What is the recovery time from ADR surgery?
On average, artificial disc replacement recovery time is just 3-5 weeks, but it does vary from patient to patient. Most patients can return to light activities and desk work within one week, but some may not be at full activity levels for up to 3 months.
Because the vertebrae do not need to fuse together after ADR surgery, the recovery time is shorter than it is for spinal fusion.
How much does ADR cost?
Cost is an important consideration and it will come down to a variety of factors unique to your health insurance guidelines. Any spine surgery can be expensive, so it’s important to work with your insurer to understand how much they will be willing to cover, as well as the deductible and any other portion you will be responsible for. The surgery itself involves costs including:
Operating Room (OR) time
Additionally, you may have costs associated with:
Radiology studies (CT and MRI)
Pre-op physical, bloodwork
Recovery time in hospital
Time off work for recovery
How do you select the right surgeon?
This is the most important question of all! Finding the right surgeon for your artificial disc replacement is the most critical component to the success of your surgery. We recommend speaking to more than one surgeon before making a decision and suggest asking them the following questions. Remember, no reputable surgeon should feel threatened if you ask for a second opinion - that is your right as a patient and it is prudent, particularly when it comes to something as important as your spine.
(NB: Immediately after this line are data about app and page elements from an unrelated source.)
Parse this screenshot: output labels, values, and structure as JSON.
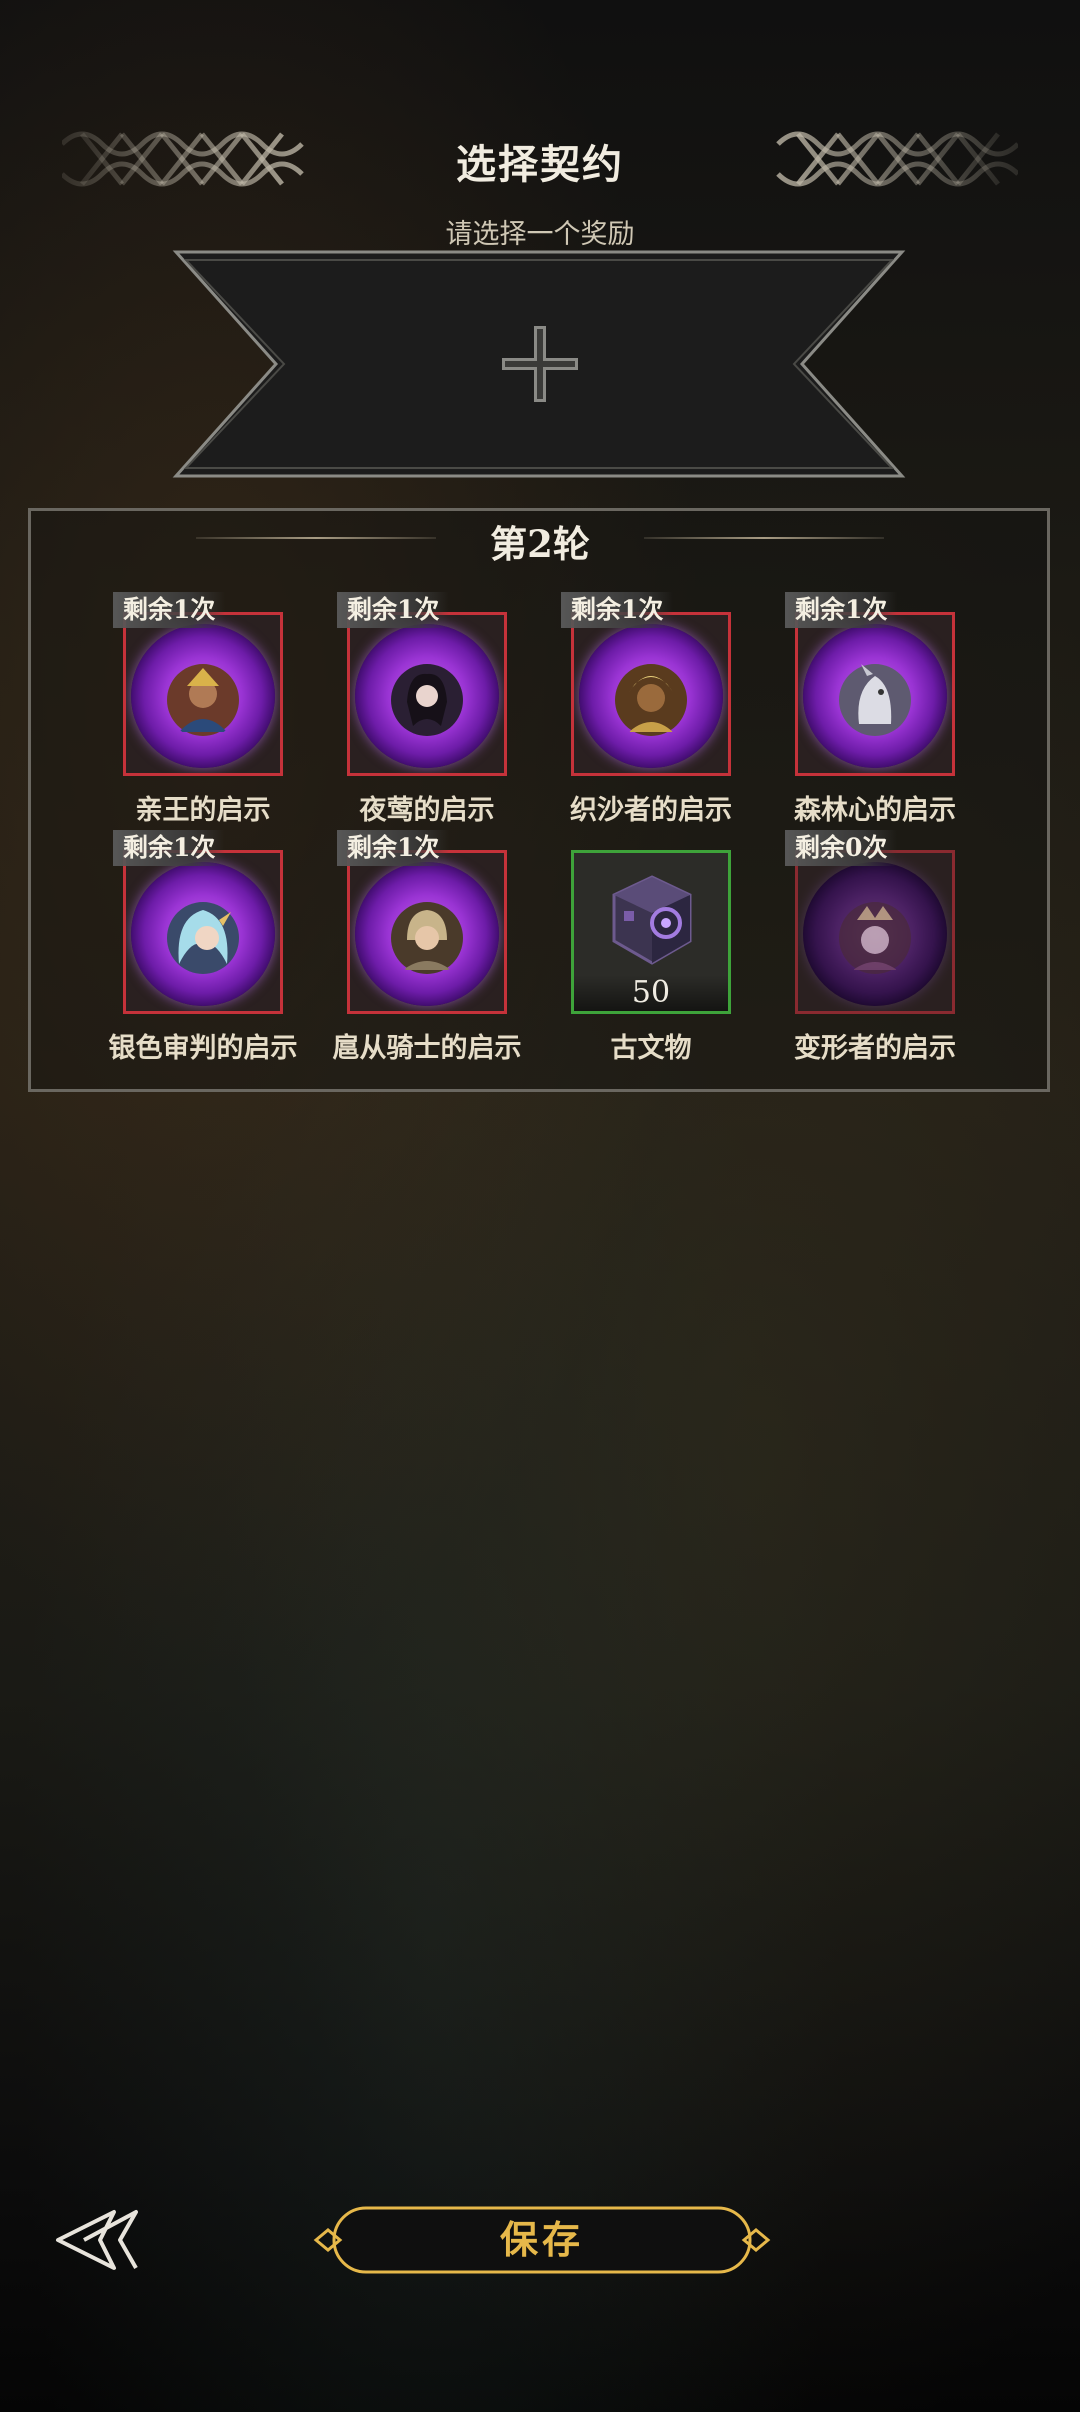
{
  "header": {
    "title": "选择契约",
    "subtitle": "请选择一个奖励"
  },
  "reward_slot": {
    "icon": "plus-icon"
  },
  "round": {
    "title": "第2轮",
    "cards": [
      {
        "badge": "剩余1次",
        "label": "亲王的启示",
        "icon": "prince-portrait-icon",
        "border": "#c5323a"
      },
      {
        "badge": "剩余1次",
        "label": "夜莺的启示",
        "icon": "nightingale-portrait-icon",
        "border": "#c5323a"
      },
      {
        "badge": "剩余1次",
        "label": "织沙者的启示",
        "icon": "sandweaver-portrait-icon",
        "border": "#c5323a"
      },
      {
        "badge": "剩余1次",
        "label": "森林心的启示",
        "icon": "forestheart-portrait-icon",
        "border": "#c5323a"
      },
      {
        "badge": "剩余1次",
        "label": "银色审判的启示",
        "icon": "silver-judgment-portrait-icon",
        "border": "#c5323a"
      },
      {
        "badge": "剩余1次",
        "label": "扈从骑士的启示",
        "icon": "squire-knight-portrait-icon",
        "border": "#c5323a"
      },
      {
        "badge": "",
        "label": "古文物",
        "icon": "relic-cube-icon",
        "count": "50",
        "border": "#3ea33a"
      },
      {
        "badge": "剩余0次",
        "label": "变形者的启示",
        "icon": "shapeshifter-portrait-icon",
        "border": "#8a2a30"
      }
    ]
  },
  "footer": {
    "save_label": "保存",
    "back_icon": "back-arrow-icon",
    "accent": "#e6b84a"
  }
}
The surgeon performing your artificial disc replacement should have extensive experience in this field. For reference, Dr. Lanman has been a spinal neurosurgeon for over 30 years, has 20 years of experience with artificial disc replacement, and has performed over 5,000 ADR surgeries. These numbers are important as you want to be sure your surgeon has the skills and experience to give you the lasting relief and results you are looking for. Take note of how much the surgeon wants to know about you, your goals, and your lifestyle. It’s important to consider the patient comprehensively and take into consideration their full health picture from nutrition to exercise to lifestyle habits like sleep and stress reduction. We call this 4D Health - and it’s central to our approach.
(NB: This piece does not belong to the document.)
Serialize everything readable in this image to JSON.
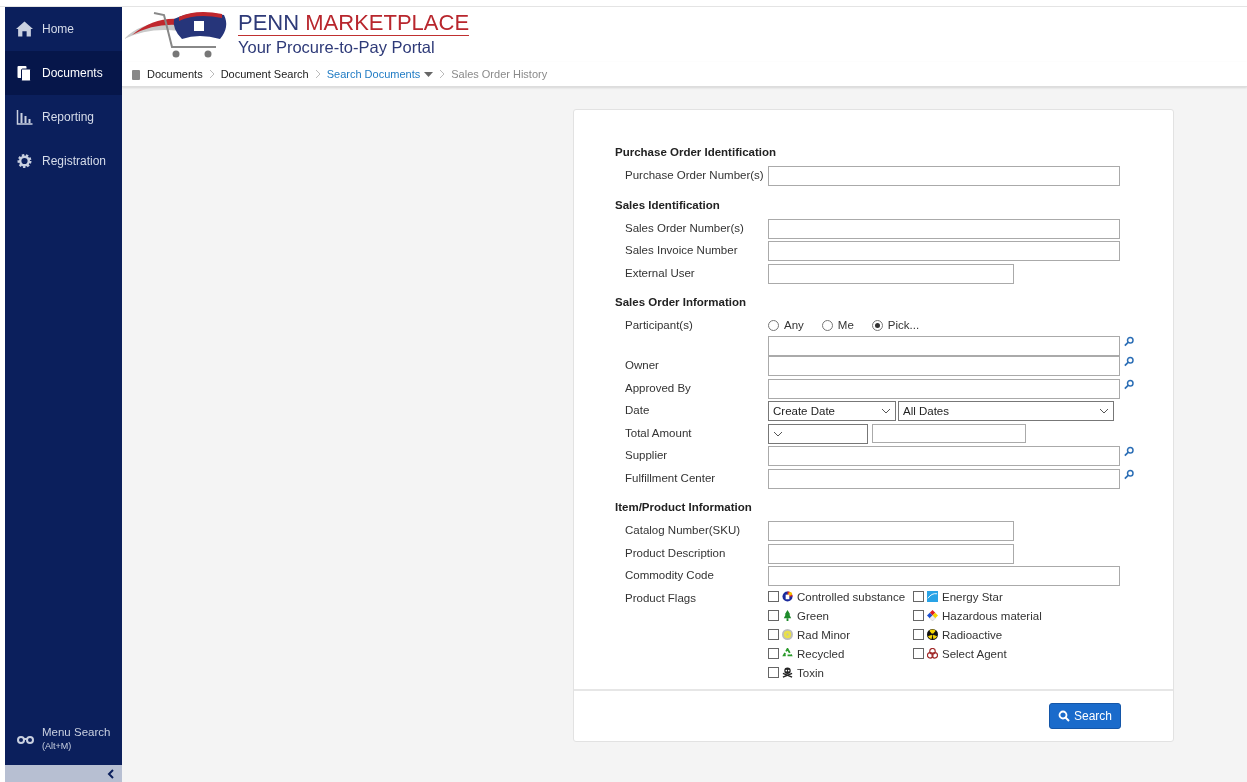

Here are a few questions to ask the surgeons you interview:
Are you an orthopedic surgeon or neurosurgeon?
Are you a dedicated Spine Surgeon?
Are you certified by the American Board of Neurological Surgery or the American Board of Orthopedic Surgery?
Do you specialize in Artificial Disc Replacement?
Do you perform both cervical and lumbar ADR and cervical and lumbar Spinal Fusion?
How many disc replacements have you performed? (50 or more ADRs is optimal)
What is your complication rate, and how does that compare to published reports?
What type of anesthesia will be administered (patients who cannot tolerate general anesthesia may not be good candidates for ADR)
What pain control will be administered after the surgery? If opioids, when can they be substituted for non-opioid pain medication?
What will my recovery be like? What is the difference in recovery between ADR and Spinal Fusion?